Like so many things this year, our Girl Scouting experience has seen big changes. But Girl Scouts isn’t just a place for girls to grow and learn and face new challenges—as a troop leader, I’m doing all of these things too.
When the pandemic first struck, our Girl Scout Brownie and Junior troop pivoted to Zoom troop meetings. I was worried. My girls are busy, wiggly, active, do-ers—how would this work remotely? Distributing materials required some additional planning and lead time (Just getting materials was tricky for a while!), but we had some wonderful meetings sharing puppets, making fairy gardens, doing a paint-along, participating in a virtual service unit parade, and designing our own Girl Scout floats. We decorated cupcakes and did some science experiments. We met on our normal schedule and continued earning badges and patches.
To be honest, during these meetings, I was concerned about filling time and providing enough to do. But it turns out, I didn’t need to. When things got slow, the girls were always excited to offer a game, room tour, show and tell, or initiate a scavenger hunt. We’ve probably had more girl-led interactions during this time as they’re getting confident in their own spaces and feel empowered on camera.
Eventually, Girl Scouts River Valleys gave the green light for troops to meet in-person again (following certain guidelines, of course). But personally, I wasn’t comfortable returning to in-person meetings. My family is mostly still “in” and avoiding others. There were other factors I had to consider too. My troop is evenly split with half in physical school and the other half in distance learning. Some of our Girl Scouts, and their families, have medical conditions that might prohibit them from participating. Inclusion is very important to me—how could we balance all of this?
It required a different framework:
- Small steps
- Big communication
From the start, I’ve been blessed with an awesome group of parents. I’m honest with them about what I need as a troop leader to make things work, and they have never let me down. We all work together to give our girls these experiences.
For us, expectations for safety and COVID-19 preparedness start in emails. Families can read the plan and decide if it works for them. This ensures we’re all on the same page and makes it easier to remind and reinforce safety steps in the moment.
How did our in-person troop meetings turn out?
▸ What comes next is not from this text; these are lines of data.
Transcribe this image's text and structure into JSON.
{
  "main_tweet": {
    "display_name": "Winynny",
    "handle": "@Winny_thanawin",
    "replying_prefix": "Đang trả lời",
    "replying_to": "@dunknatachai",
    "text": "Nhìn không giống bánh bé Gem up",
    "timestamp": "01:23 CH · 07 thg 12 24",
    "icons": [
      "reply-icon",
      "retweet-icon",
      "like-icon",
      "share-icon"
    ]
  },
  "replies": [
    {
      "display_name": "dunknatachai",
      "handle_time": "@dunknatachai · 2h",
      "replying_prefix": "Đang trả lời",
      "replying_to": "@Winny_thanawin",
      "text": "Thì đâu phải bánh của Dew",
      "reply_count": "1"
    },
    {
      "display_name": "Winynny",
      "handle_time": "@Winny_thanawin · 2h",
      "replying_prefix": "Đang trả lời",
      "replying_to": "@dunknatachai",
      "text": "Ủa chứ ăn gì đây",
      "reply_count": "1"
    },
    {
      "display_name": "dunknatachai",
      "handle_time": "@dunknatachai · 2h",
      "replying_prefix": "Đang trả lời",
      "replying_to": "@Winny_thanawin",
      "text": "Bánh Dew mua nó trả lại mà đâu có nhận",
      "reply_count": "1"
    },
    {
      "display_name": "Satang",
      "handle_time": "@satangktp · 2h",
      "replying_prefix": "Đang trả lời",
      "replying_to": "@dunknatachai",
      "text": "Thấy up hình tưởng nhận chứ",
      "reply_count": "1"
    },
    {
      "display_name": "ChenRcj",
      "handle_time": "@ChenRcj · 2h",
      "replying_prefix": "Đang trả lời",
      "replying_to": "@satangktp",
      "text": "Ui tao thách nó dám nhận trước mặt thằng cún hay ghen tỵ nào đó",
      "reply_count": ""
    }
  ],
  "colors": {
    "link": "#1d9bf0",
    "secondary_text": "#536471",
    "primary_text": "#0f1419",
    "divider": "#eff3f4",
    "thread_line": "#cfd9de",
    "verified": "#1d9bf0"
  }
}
At one of our socially distanced fun troop meetings, we carved pumpkins. Knife skills demand distancing (Hello, safety circle!) and the girls were excited to celebrate the season and get creative (and a little messy). Separate tables and supplies for each girl helped us stay safe and far enough apart.
We recently snuck in our final outdoor meeting for a while—horseback riding! We broke into two smaller groups (that’s where flexibility comes in) and utilized a recommended vendor (Bunker Hills Stables). It was chilly but wonderful.
Editor’s note: This upcoming Girl Scout year will likely be different than years past. Planning for the 2020–2021 can sometimes feel overwhelming and tricky, but as Heather has shown, girls yearn for and benefit so much from getting together in any form, be it virtually or in-person (or a mix of both). How are you staying connected with your troop while adjusting to COVID-19? We’ve love to hear—share your story with us.
Heather Fairbanks – Heather Fairbanks leads Troop 57948 out of the Woodbury Service Unit. She is a calm, bookish, “indoor” person finding her way with a multi-school crew of energetic Girl Scout Juniors (and one bonus Brownie). Pre-pandemic, she owned a traveling boutique specializing in children’s costumes, but now, like so many, she is pivoting into worlds unknown and works in a downtown office. She lives in Cottage Grove with her husband and daughter.